▶ _DATA FOR ANALYSIS_:
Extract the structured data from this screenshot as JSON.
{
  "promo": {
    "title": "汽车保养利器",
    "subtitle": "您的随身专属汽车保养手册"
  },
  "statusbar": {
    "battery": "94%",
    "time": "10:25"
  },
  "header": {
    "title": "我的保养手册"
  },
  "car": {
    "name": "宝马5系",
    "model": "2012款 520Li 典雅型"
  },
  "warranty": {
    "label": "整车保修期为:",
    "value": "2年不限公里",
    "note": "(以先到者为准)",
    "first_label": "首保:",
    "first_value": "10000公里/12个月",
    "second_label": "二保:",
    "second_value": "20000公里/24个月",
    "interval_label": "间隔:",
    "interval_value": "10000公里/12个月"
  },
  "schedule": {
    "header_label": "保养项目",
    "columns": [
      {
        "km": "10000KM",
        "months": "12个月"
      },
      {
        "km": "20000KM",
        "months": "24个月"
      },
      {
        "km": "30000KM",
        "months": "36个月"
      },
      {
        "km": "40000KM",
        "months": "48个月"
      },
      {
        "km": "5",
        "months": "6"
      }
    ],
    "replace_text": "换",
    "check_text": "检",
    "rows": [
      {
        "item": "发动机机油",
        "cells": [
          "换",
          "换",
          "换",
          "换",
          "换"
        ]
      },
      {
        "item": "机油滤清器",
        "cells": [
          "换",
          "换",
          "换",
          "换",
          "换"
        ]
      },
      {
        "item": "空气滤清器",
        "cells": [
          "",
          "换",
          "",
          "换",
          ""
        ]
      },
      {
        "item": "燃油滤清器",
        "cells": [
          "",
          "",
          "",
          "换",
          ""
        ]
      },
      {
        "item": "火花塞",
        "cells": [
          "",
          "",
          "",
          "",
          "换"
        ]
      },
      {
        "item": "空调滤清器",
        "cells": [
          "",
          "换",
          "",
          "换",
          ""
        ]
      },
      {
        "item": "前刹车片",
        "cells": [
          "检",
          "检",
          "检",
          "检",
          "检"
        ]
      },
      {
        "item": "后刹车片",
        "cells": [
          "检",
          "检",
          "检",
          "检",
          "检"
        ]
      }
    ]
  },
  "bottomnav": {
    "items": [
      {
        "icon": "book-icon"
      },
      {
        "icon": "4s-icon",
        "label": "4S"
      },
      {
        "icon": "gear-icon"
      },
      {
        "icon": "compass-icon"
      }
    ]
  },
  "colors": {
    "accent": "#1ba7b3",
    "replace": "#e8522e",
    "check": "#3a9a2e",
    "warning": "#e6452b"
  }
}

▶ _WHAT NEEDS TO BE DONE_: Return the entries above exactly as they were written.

▶ _SOLUTION_:
Extract the structured data from this screenshot as JSON.
{
  "promo": {
    "title": "汽车保养利器",
    "subtitle": "您的随身专属汽车保养手册"
  },
  "statusbar": {
    "battery": "94%",
    "time": "10:25"
  },
  "header": {
    "title": "我的保养手册"
  },
  "car": {
    "name": "宝马5系",
    "model": "2012款 520Li 典雅型"
  },
  "warranty": {
    "label": "整车保修期为:",
    "value": "2年不限公里",
    "note": "(以先到者为准)",
    "first_label": "首保:",
    "first_value": "10000公里/12个月",
    "second_label": "二保:",
    "second_value": "20000公里/24个月",
    "interval_label": "间隔:",
    "interval_value": "10000公里/12个月"
  },
  "schedule": {
    "header_label": "保养项目",
    "columns": [
      {
        "km": "10000KM",
        "months": "12个月"
      },
      {
        "km": "20000KM",
        "months": "24个月"
      },
      {
        "km": "30000KM",
        "months": "36个月"
      },
      {
        "km": "40000KM",
        "months": "48个月"
      },
      {
        "km": "5",
        "months": "6"
      }
    ],
    "replace_text": "换",
    "check_text": "检",
    "rows": [
      {
        "item": "发动机机油",
        "cells": [
          "换",
          "换",
          "换",
          "换",
          "换"
        ]
      },
      {
        "item": "机油滤清器",
        "cells": [
          "换",
          "换",
          "换",
          "换",
          "换"
        ]
      },
      {
        "item": "空气滤清器",
        "cells": [
          "",
          "换",
          "",
          "换",
          ""
        ]
      },
      {
        "item": "燃油滤清器",
        "cells": [
          "",
          "",
          "",
          "换",
          ""
        ]
      },
      {
        "item": "火花塞",
        "cells": [
          "",
          "",
          "",
          "",
          "换"
        ]
      },
      {
        "item": "空调滤清器",
        "cells": [
          "",
          "换",
          "",
          "换",
          ""
        ]
      },
      {
        "item": "前刹车片",
        "cells": [
          "检",
          "检",
          "检",
          "检",
          "检"
        ]
      },
      {
        "item": "后刹车片",
        "cells": [
          "检",
          "检",
          "检",
          "检",
          "检"
        ]
      }
    ]
  },
  "bottomnav": {
    "items": [
      {
        "icon": "book-icon"
      },
      {
        "icon": "4s-icon",
        "label": "4S"
      },
      {
        "icon": "gear-icon"
      },
      {
        "icon": "compass-icon"
      }
    ]
  },
  "colors": {
    "accent": "#1ba7b3",
    "replace": "#e8522e",
    "check": "#3a9a2e",
    "warning": "#e6452b"
  }
}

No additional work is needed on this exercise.